Colonial economic systems: Spanish Territories
Spain had an advantage over other European colonial powers because its empire controlled areas where a settled indigenous population could be plundered of its accumulated treasures and then heavily exploited for its labor, and where gold and silver could be mined. Organizing strict bureaucratic control of its empire, Spain achieved results consistent with mercantilist theory to a greater degree than any other colonial power.
Spain began constructing a centralized, bureaucratic structure in 1503 with the creation of the Casa de Contratación, or House of Trade, located in Seville, with authority over commerce, shipping, and finance related to America. The Casa granted a monopoly on trade with America to the merchant guild of Seville, which was expected to provide capital for the trade in return for protection from the Crown. The Casa organized traffic to the NewWorld by a “flota” system, limiting shipping to fleets or convoys sailing at regular intervals to a limited number of harbors.
The flota system had obvious advantages in protecting shipments of gold and silver from the New World, but it failed to satisfy the trade needs of the colonies. Both merchants and the Crown held mercantilist ideas that claimed that the business practice of limiting production and charging high prices was the most profitable. This opened the way for interlopers from other European powers, often welcomed in cities far removed from the main trade routes.

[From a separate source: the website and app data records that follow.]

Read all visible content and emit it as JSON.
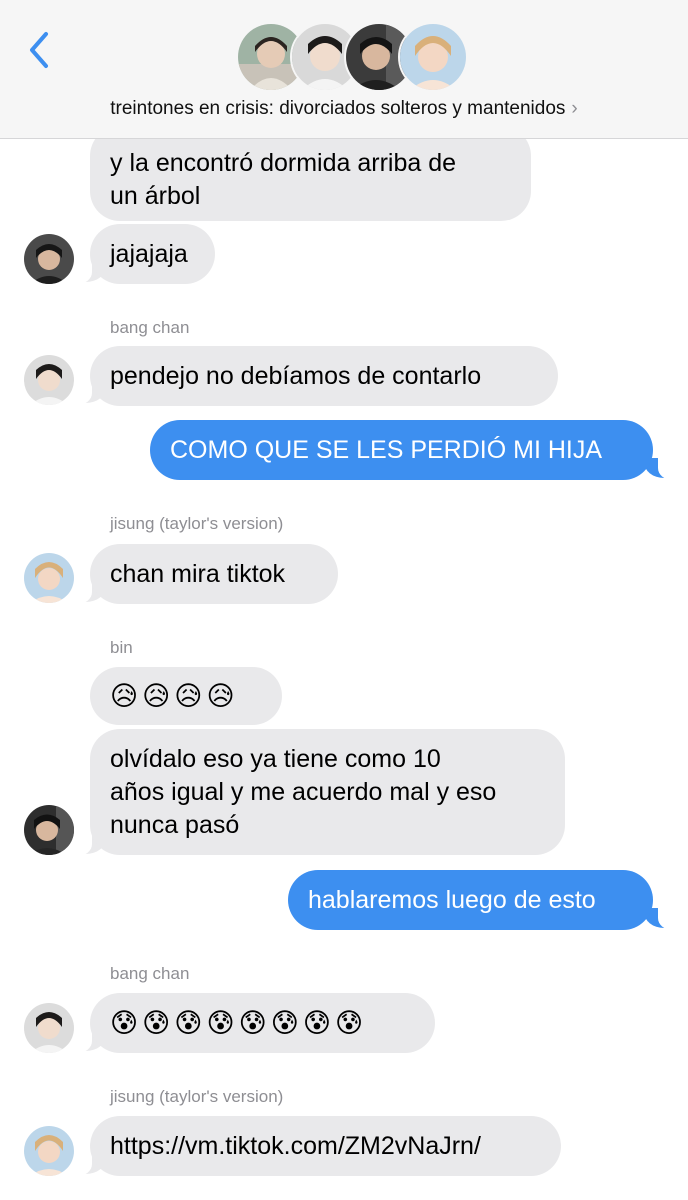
{
  "header": {
    "back_icon": "chevron-left-icon",
    "group_name": "treintones en crisis: divorciados solteros y mantenidos",
    "chevron": "›",
    "accent_color": "#3d8ff0"
  },
  "messages": [
    {
      "text": "y la encontró dormida arriba de\nun árbol"
    },
    {
      "text": "jajajaja"
    },
    {
      "sender": "bang chan",
      "text": "pendejo no debíamos de contarlo"
    },
    {
      "text": "COMO QUE SE LES PERDIÓ MI HIJA"
    },
    {
      "sender": "jisung (taylor's version)",
      "text": "chan mira tiktok"
    },
    {
      "sender": "bin",
      "text": "😥😥😥😥"
    },
    {
      "text": "olvídalo eso ya tiene como 10\naños igual y me acuerdo mal y eso\nnunca pasó"
    },
    {
      "text": "hablaremos luego de esto"
    },
    {
      "sender": "bang chan",
      "text": "😰😰😰😰😰😰😰😰"
    },
    {
      "sender": "jisung (taylor's version)",
      "text": "https://vm.tiktok.com/ZM2vNaJrn/"
    }
  ]
}
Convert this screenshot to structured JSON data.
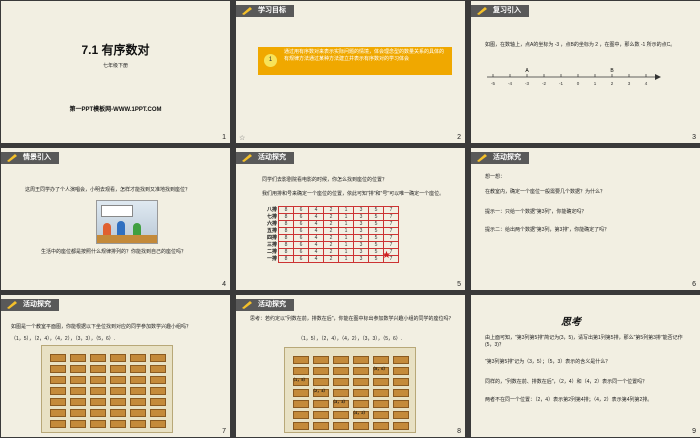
{
  "slides": [
    {
      "num": "1",
      "title": "7.1  有序数对",
      "subtitle": "七年级下册",
      "footer": "第一PPT模板网-WWW.1PPT.COM"
    },
    {
      "num": "2",
      "header": "学习目标",
      "goal_index": "1",
      "goal_text": "通过用有序数对来表示实际问题的情境，体会理念型的数量关系的具体的有规律方法通过某种方法建立并表示有序数对的学习体会"
    },
    {
      "num": "3",
      "header": "复习引入",
      "text": "如图，在数轴上，点A的坐标为  -3 ，点B的坐标为  2 ，在图中，那么数 -1 所示的点C。",
      "axis_labels": [
        "-5",
        "-4",
        "-3",
        "-2",
        "-1",
        "0",
        "1",
        "2",
        "3",
        "4"
      ],
      "point_a": "A",
      "point_b": "B"
    },
    {
      "num": "4",
      "header": "情景引入",
      "text": "这周王同学办了个人演唱会，小明去观看，怎样才能找到又准地找到座位？",
      "text2": "生活中的座位都是按照什么规律排列的？你能找到自己的座位吗？"
    },
    {
      "num": "5",
      "header": "活动探究",
      "text": "同学们去影剧院看电影的时候，你怎么找到座位的位置？",
      "text2": "我们用排和号来确定一个座位的位置，依此可知\"排\"和\"号\"可以唯一确定一个座位。",
      "rows": [
        "八排",
        "七排",
        "六排",
        "五排",
        "四排",
        "三排",
        "二排",
        "一排"
      ],
      "seats": [
        "8",
        "6",
        "4",
        "2",
        "1",
        "3",
        "5",
        "7"
      ]
    },
    {
      "num": "6",
      "header": "活动探究",
      "q1": "想一想：",
      "q2": "在教室内，确定一个座位一般需要几个数据？为什么？",
      "q3": "提示一：只给一个数据\"第3列\"，你能确定吗？",
      "q4": "提示二：给出两个数据\"第3列，第3排\"，你能确定了吗？"
    },
    {
      "num": "7",
      "header": "活动探究",
      "text": "如图是一个教室平面图，你能根据以下坐位找到对应的同学参加数学兴趣小组吗？",
      "pairs": "（1，5），（2，4），（4，2），（3，3），（5，6）."
    },
    {
      "num": "8",
      "header": "活动探究",
      "text": "思考：若约定以\"列数在前，排数在后\"，你能在图中标出参加数学兴趣小组的同学的座位吗？",
      "pairs": "（1，5），（2，4），（4，2），（3，3），（5，6）.",
      "marks": [
        "（1，5）",
        "（2，4）",
        "（4，2）",
        "（3，3）",
        "（5，6）"
      ]
    },
    {
      "num": "9",
      "think": "思考",
      "lines": [
        "由上面可知，\"第3列第5排\"简记为(3，5)，请写出第1列第5排，那么\"第5列第3排\"能否记作(5，3)？",
        "\"第3列第5排\"记为（3，5）；（5，3）表示的含义是什么？",
        "同样的，\"列数在前、排数在后\"，（2，4）和（4，2）表示同一个位置吗？",
        "两者不在同一个位置：（2，4）表示第2列第4排；（4，2）表示第4列第2排。"
      ]
    }
  ]
}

Because all ships were armed, it was not easy to tell if a non-Spanish vessel was a trader or a raider hoping to loot ill-defended Spanish cities.
The Spanish colonial economic system was more profitable to the home country than those of other European nations. However, it did little for Spain in the long run, since Spanish kings spent much of their revenue sending armies to fight endless European wars.